The pickup truck stops and I’m greeted by another key member of the team, Ben Leen, another winemaker at Amisfield. Ben used to do a boring office job and found winemaking as a second career, one that he actually enjoys and is passionate about. He and his then girlfriend, now his wife, lived in France for over a year where they ended up working in a vineyard, picking grapes and getting to experience the whole process. That sparked his interest in the craft and he returned to New Zealand with a new love for grapes and wine. He then completed a Post-Graduate Diploma in Winemaking and Viticulture at Lincoln University, Canterbury. He especially loves working with Pinot Noir but has a soft spot for Riesling, too.
For Ben winemaking and grape growing is an intricate dance between science and art. It’s a collaborative process in which knowledge and feeling come together. As he guides through the winery he lets me know about the history of their iconic building. A building of concrete and corroded steel hunkers into the hill that leads up to the top terraces of vines. It’s in stark contrast to the famous, stone building at Lake Hayes that houses the restaurant and cellar door. It has one, long roof that matches the fall of the hill and now that the native planting has grown up, and strangely, does look like it belongs there. Designed by Christchurch architect Charlie Nott in 2006, its purpose was to blend in the incredible surrounding nature and with one main goal, to be efficient.
With long lines of barrels surrounding me, classical music sounds in the background as we do a round of tastings. I tried at least 14 different juices that will sooner or later become Amisfield wines. New world wines produced embracing hyper seasonality and quality over quantity.
Passion And Perseverance

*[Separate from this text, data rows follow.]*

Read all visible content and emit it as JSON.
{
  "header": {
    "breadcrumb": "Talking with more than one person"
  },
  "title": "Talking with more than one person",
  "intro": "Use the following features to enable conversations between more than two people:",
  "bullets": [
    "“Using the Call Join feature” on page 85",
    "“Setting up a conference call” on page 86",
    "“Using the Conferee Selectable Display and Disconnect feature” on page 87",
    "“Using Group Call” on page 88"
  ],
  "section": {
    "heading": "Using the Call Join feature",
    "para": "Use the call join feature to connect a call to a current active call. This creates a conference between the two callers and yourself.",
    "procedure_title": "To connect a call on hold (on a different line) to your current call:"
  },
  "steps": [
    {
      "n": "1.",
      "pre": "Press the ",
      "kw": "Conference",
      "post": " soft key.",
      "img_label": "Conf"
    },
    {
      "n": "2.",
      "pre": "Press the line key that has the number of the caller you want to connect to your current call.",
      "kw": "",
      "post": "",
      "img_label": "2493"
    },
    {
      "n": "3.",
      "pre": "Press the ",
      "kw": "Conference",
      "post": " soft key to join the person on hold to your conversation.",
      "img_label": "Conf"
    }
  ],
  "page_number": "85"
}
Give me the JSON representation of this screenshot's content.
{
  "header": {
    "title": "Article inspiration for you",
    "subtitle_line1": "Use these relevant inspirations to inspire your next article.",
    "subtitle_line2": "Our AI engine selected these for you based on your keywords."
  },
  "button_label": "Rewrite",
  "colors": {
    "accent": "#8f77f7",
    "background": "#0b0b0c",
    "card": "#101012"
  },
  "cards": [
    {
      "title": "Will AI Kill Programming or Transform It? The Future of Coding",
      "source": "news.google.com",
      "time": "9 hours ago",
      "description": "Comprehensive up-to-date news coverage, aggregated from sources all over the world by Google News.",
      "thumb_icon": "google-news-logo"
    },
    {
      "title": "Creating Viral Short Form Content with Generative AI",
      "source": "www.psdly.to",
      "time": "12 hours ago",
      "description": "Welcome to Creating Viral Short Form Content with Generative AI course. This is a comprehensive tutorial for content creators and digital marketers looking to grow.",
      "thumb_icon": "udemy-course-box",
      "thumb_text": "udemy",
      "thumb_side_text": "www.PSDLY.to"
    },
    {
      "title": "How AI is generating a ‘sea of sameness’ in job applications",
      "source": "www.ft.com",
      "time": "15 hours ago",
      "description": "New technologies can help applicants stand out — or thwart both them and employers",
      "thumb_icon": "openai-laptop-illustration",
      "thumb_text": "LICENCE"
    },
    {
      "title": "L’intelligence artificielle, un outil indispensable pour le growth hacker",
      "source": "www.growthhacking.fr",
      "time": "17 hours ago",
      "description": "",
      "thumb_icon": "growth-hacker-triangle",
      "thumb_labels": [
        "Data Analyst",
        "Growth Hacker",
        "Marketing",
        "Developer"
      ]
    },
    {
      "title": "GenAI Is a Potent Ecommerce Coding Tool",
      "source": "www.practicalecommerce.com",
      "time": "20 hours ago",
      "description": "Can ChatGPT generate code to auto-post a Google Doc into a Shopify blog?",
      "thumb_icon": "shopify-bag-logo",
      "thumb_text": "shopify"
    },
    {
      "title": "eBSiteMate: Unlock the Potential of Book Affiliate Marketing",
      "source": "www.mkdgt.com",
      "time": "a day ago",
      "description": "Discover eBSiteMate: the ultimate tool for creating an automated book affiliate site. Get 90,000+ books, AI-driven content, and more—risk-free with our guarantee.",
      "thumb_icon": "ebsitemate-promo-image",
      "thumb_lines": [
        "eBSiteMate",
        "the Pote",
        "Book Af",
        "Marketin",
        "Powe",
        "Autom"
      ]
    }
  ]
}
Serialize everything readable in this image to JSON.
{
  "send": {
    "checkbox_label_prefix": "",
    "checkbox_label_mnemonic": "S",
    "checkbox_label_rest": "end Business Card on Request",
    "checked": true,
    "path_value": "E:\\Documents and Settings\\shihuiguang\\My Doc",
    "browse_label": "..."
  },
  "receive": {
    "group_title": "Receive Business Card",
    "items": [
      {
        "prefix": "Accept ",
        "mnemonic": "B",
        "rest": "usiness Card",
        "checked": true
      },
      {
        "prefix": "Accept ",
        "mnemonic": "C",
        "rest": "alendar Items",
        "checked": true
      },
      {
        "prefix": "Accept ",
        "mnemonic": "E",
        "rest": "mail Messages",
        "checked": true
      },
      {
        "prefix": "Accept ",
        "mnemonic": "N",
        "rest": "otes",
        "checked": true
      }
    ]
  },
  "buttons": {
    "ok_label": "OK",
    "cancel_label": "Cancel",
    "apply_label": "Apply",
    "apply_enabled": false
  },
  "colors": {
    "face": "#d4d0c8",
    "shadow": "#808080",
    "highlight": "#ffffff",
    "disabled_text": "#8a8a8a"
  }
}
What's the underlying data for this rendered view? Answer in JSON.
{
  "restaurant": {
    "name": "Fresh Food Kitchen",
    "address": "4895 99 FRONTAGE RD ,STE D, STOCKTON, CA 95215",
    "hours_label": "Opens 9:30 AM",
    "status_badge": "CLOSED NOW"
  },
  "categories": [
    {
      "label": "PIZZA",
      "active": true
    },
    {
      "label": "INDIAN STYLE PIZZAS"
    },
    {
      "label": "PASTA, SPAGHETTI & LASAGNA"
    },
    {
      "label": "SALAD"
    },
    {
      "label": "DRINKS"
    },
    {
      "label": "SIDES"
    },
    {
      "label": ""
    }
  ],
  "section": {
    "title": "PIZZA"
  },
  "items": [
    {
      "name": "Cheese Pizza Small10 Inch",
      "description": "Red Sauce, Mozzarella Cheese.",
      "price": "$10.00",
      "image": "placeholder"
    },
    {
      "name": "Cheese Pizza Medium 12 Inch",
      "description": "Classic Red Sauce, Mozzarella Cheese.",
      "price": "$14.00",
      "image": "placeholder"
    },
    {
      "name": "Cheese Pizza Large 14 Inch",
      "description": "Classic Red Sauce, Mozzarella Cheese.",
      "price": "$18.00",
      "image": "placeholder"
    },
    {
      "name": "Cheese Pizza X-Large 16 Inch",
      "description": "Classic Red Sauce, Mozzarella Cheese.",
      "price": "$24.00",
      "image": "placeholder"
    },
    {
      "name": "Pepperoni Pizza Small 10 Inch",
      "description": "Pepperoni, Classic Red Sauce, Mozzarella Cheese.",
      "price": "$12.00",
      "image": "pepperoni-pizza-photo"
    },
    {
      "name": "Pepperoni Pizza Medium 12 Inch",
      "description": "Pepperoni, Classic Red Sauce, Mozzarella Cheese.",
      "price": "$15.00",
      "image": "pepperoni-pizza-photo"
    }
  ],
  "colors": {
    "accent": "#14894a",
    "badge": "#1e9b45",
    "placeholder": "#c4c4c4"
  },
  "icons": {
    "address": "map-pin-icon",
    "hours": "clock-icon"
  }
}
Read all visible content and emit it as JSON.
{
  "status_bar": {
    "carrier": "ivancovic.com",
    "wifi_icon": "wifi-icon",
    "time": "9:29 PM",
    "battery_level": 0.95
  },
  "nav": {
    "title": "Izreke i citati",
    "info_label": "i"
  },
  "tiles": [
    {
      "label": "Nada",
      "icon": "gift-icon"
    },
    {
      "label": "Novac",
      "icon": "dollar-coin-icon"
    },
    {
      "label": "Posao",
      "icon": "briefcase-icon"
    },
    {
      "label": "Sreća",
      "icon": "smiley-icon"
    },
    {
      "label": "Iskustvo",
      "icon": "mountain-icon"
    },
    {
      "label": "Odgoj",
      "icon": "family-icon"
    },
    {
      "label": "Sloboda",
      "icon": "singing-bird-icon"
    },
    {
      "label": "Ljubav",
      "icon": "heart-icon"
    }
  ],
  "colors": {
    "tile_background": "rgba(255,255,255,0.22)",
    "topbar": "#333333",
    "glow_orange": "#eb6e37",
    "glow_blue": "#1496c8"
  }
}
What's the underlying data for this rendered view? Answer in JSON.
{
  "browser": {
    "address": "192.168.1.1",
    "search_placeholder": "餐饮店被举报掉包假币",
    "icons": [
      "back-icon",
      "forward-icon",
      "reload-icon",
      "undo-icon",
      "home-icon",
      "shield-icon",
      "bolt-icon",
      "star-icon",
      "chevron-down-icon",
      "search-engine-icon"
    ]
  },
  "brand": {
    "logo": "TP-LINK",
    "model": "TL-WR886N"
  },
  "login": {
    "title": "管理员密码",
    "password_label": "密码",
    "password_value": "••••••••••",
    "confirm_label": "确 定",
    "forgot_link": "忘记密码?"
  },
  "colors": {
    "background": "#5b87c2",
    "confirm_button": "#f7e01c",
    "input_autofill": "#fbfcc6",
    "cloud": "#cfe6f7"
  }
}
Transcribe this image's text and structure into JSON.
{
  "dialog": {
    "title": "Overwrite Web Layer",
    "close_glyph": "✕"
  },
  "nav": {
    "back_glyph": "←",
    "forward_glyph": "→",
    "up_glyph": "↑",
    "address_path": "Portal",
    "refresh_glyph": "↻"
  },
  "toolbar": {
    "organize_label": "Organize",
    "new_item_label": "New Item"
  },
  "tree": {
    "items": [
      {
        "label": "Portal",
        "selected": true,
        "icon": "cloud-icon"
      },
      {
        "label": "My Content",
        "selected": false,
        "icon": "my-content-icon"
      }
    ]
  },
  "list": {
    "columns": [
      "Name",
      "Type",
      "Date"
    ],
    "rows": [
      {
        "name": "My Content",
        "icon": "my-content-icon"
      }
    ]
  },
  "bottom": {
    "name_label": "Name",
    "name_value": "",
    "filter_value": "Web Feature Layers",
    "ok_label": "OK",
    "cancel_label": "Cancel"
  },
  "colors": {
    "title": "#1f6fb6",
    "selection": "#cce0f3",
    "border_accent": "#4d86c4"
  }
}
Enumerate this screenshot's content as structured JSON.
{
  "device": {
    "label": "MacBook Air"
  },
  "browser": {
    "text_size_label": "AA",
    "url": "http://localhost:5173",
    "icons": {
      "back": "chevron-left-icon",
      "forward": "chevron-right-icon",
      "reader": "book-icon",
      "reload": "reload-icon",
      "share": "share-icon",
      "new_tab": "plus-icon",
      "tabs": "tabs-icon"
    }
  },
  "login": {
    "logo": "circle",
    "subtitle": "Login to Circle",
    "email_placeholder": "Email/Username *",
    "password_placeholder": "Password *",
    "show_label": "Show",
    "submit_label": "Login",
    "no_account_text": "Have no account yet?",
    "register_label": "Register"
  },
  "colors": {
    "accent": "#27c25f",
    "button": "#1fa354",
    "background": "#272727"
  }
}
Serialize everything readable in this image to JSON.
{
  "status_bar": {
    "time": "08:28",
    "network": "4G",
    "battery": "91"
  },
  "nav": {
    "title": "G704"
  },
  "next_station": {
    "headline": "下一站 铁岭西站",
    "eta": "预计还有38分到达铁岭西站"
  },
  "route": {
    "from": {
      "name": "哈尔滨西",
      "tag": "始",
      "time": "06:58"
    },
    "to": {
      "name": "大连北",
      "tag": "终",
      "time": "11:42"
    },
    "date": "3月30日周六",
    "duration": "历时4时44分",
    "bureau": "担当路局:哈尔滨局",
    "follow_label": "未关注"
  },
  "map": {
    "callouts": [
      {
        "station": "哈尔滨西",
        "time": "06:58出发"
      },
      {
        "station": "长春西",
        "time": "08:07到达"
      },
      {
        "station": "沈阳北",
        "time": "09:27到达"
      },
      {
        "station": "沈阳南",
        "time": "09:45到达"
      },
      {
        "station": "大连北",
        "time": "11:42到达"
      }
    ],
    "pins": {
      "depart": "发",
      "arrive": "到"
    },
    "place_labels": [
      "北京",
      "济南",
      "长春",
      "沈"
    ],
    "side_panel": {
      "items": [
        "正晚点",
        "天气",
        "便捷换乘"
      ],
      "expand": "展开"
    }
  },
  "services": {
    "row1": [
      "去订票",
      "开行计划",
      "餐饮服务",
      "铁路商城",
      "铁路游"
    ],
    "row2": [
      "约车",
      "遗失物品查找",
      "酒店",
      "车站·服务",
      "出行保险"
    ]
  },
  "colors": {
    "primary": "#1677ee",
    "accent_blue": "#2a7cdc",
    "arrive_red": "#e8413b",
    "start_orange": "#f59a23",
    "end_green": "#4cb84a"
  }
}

Amisfield’s Pinot Noirs include the RKV Reserve Pinot Noir with notes of dark fruits, licorice and velvety tannins; the Breakneck Reserve Pinot Noir complex, full bodied and with plush red fruits notes and a subtle spice. The Pinot Noir has fine grained tannins and an elegant finish with expressive dark fruits and spicy subtle oak and the Brut is full of bright citrus and bready aromas. They also produce a Pinot Noir Rosé with ripe summer berries notes, refreshing and with a dry finish. Each wine has its own personality and moment.
At this point the excursion is almost over and I meet Olivia Herbert who has been with Amisfield for almost two decades. Even though I have been absorbing Central Otago for the last couple of days I wonder how a local would describe it since their main goal is to translate the region into their bottles:
“Central Otago has always been the land of extremes, relentlessly hot summers contrasted with snow laden winters. The land is difficult to tame, so the people here have learnt to be hardy. I think that continues through our personalities now and definitely through into our wines. People make the terroir and here you find very determined people. Passionate people with perseverance.”
She confirms what I’ve experienced throughout the entire day. We keep mentioning and attributing terroir for the wine, but like the flavors of a glass of RKV Reserve Pinot Noir it’s way more complex than that. It’s a work of passion and love. A personal expression of a territory, a grape, a philosophy and a series of common values that can reflect different sides depending on where it’s enjoyed. From the first tender bud to the final harvest, each glass of Amisfield has a little bit of New Zealand, of Central Otago, of Sam, André, Ben and everyone involved in the process.
10 Lake Hayes Road
Queentown, New Zealand
With their feet dipped into the US and EU markets, Amisfield’s wines are available to purchase through their website.